===== SOURCE MATERIAL =====

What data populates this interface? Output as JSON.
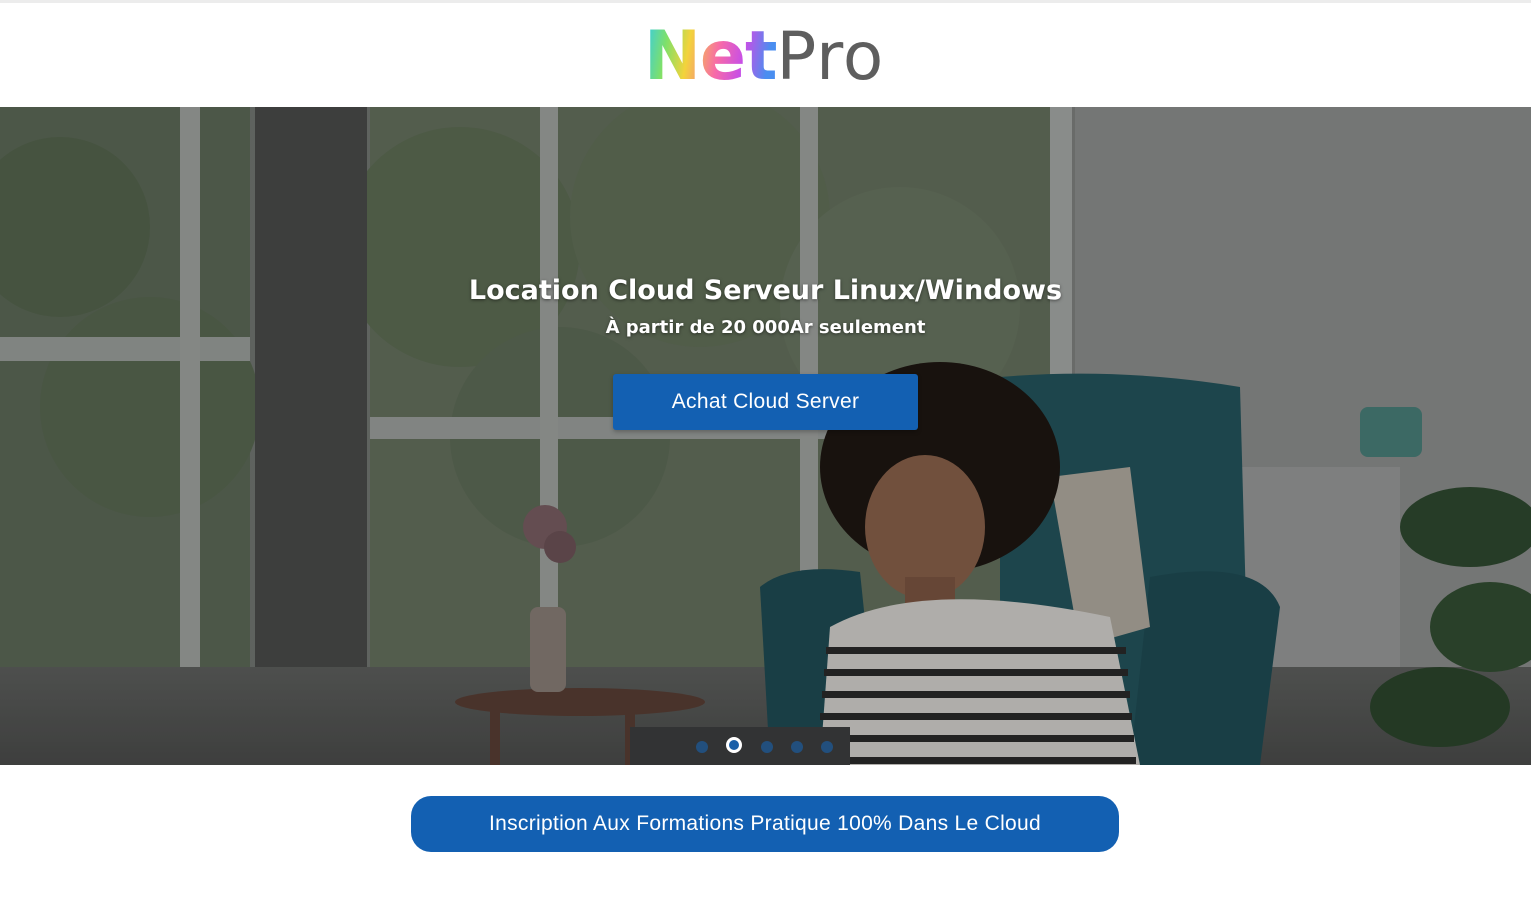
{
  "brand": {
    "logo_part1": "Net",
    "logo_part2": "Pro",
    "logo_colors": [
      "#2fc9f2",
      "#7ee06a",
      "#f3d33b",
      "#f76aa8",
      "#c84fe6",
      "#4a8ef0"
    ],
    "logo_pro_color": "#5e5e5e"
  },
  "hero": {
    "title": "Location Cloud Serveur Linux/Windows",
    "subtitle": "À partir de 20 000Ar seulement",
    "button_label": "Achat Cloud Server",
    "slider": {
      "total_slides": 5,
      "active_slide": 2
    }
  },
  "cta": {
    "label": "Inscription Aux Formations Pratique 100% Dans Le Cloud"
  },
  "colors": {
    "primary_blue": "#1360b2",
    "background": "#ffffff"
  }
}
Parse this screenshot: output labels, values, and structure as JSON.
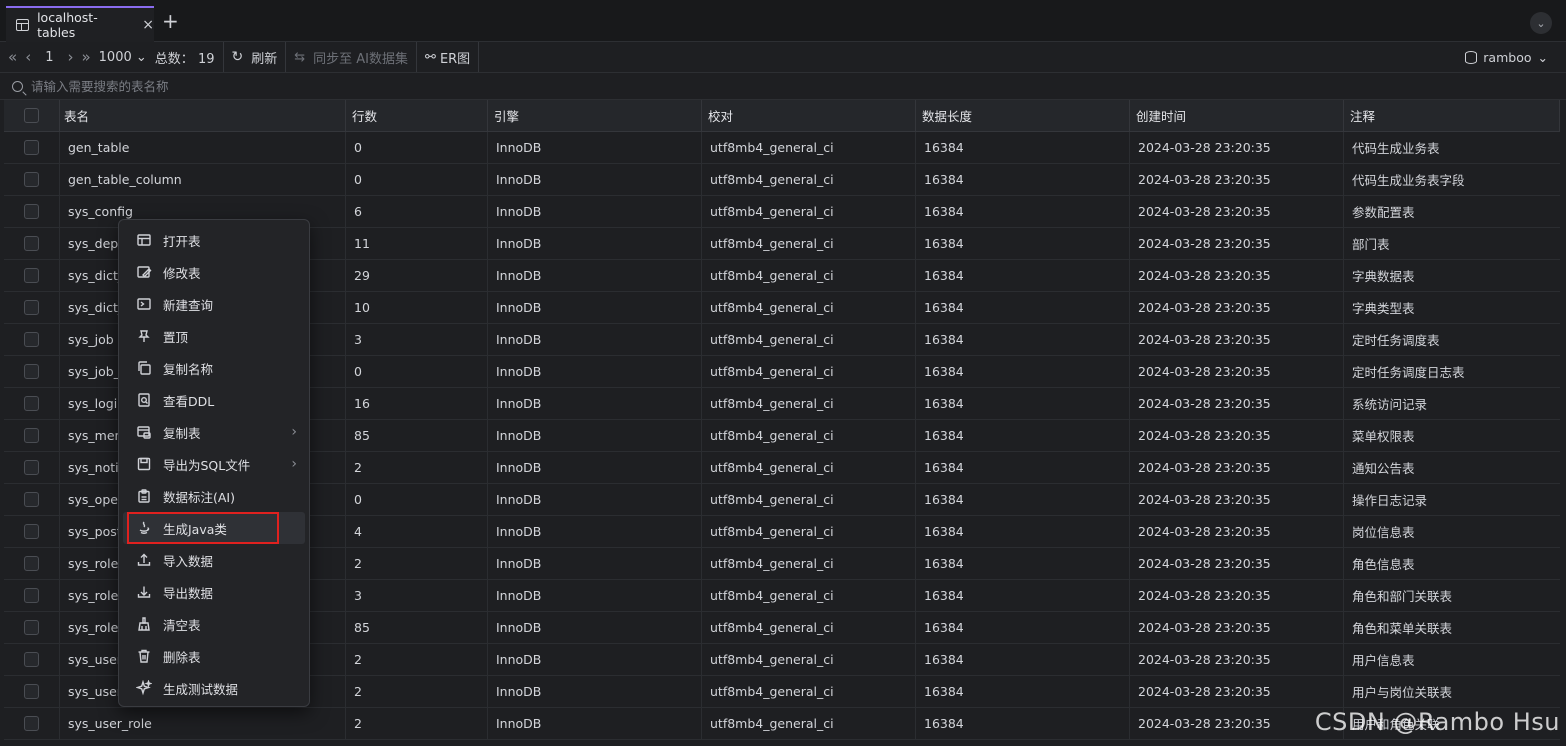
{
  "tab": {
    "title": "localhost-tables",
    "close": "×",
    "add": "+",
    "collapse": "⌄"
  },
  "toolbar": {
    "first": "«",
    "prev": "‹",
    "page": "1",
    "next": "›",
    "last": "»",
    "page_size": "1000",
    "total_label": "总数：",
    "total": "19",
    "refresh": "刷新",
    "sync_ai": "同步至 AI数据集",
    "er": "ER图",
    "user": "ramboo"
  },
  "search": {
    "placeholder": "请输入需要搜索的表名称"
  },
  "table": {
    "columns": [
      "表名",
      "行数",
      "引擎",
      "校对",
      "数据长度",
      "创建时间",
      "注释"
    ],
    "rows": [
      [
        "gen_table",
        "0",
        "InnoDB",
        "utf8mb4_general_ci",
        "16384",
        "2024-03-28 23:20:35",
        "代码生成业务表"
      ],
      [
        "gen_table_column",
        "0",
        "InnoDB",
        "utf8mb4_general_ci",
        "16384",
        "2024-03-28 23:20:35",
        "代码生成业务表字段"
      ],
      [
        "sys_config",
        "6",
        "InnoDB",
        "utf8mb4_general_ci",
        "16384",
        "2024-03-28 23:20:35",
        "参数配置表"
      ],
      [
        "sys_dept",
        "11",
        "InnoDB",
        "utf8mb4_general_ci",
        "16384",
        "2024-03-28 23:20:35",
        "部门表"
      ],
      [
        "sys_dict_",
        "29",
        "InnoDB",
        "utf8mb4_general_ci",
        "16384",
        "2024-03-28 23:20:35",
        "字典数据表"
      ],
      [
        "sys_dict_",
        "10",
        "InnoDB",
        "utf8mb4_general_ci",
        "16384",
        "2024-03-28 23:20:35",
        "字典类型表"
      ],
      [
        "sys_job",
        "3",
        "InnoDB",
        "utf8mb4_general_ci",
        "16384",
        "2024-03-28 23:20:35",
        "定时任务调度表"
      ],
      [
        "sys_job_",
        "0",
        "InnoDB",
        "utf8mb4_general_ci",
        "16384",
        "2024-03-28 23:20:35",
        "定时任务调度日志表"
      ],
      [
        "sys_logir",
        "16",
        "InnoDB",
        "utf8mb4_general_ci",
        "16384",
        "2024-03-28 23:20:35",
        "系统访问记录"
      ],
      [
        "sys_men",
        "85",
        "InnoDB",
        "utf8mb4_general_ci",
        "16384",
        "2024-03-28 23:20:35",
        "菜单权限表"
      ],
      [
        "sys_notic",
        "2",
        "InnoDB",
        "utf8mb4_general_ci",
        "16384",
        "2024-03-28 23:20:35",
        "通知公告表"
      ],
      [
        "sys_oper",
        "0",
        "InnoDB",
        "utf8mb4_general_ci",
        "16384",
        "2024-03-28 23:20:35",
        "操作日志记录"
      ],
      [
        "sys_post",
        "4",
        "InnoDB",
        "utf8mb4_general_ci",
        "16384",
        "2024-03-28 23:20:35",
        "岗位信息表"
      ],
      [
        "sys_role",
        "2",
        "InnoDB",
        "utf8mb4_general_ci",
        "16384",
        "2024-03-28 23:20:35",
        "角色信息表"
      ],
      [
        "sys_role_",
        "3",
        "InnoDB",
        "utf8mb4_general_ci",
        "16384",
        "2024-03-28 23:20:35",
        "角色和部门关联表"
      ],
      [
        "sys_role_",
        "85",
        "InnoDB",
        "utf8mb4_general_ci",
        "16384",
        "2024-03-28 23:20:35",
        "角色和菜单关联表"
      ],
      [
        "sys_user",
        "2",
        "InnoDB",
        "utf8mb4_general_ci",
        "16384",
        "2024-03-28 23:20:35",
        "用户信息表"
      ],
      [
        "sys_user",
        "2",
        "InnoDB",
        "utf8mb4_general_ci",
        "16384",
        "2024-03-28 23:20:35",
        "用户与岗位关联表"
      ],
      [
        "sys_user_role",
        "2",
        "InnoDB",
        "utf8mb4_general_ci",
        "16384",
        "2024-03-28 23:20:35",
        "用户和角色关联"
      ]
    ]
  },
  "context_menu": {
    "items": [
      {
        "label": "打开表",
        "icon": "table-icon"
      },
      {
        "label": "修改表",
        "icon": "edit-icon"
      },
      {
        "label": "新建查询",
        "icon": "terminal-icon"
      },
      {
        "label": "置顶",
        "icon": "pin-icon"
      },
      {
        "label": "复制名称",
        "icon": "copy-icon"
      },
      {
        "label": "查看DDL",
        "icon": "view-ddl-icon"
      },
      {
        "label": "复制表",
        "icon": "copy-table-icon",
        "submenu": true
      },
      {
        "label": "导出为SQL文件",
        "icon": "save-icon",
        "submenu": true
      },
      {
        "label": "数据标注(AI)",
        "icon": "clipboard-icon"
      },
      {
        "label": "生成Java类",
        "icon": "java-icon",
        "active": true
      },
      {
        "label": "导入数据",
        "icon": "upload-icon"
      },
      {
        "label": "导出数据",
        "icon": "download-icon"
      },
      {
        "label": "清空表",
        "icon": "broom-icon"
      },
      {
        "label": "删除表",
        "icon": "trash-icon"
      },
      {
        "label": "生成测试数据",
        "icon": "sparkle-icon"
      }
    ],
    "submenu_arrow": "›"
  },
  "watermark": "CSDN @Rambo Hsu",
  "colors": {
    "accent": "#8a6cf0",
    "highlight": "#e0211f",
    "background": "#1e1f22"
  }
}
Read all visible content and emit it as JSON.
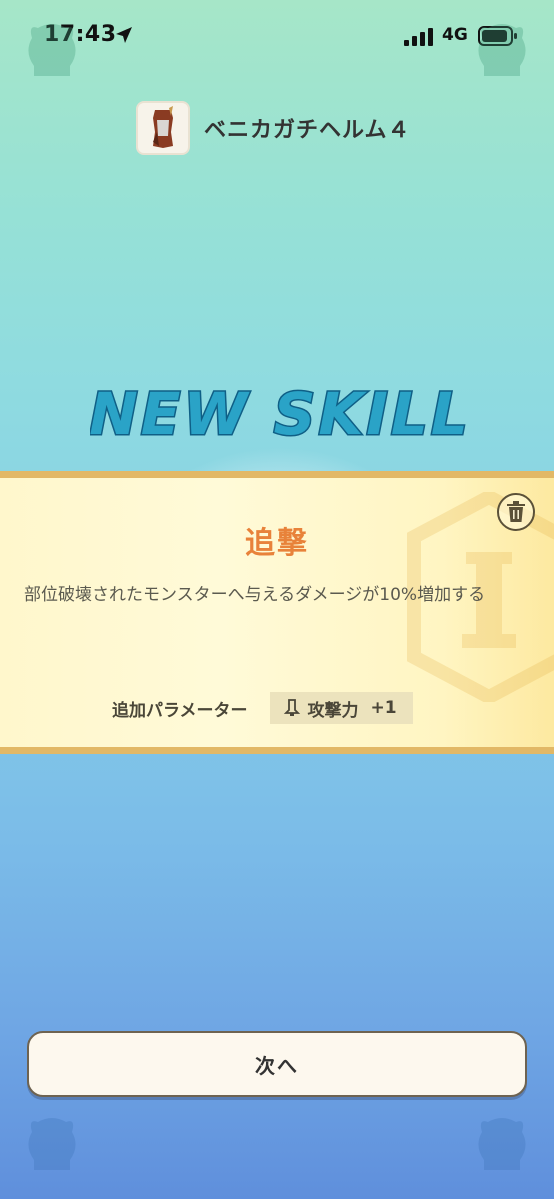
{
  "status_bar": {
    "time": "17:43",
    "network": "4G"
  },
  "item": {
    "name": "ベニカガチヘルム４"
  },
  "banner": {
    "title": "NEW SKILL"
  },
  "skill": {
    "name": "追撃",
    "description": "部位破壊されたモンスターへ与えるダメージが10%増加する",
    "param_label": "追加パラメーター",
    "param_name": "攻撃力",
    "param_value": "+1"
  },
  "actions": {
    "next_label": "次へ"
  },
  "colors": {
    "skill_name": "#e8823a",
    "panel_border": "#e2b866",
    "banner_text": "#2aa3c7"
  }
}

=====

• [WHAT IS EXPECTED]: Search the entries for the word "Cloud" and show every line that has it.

• [SOLUTION TO THE PROBLEM]:
    "title": "Location Cloud Serveur Linux/Windows",
    "button_label": "Achat Cloud Server",
    "label": "Inscription Aux Formations Pratique 100% Dans Le Cloud"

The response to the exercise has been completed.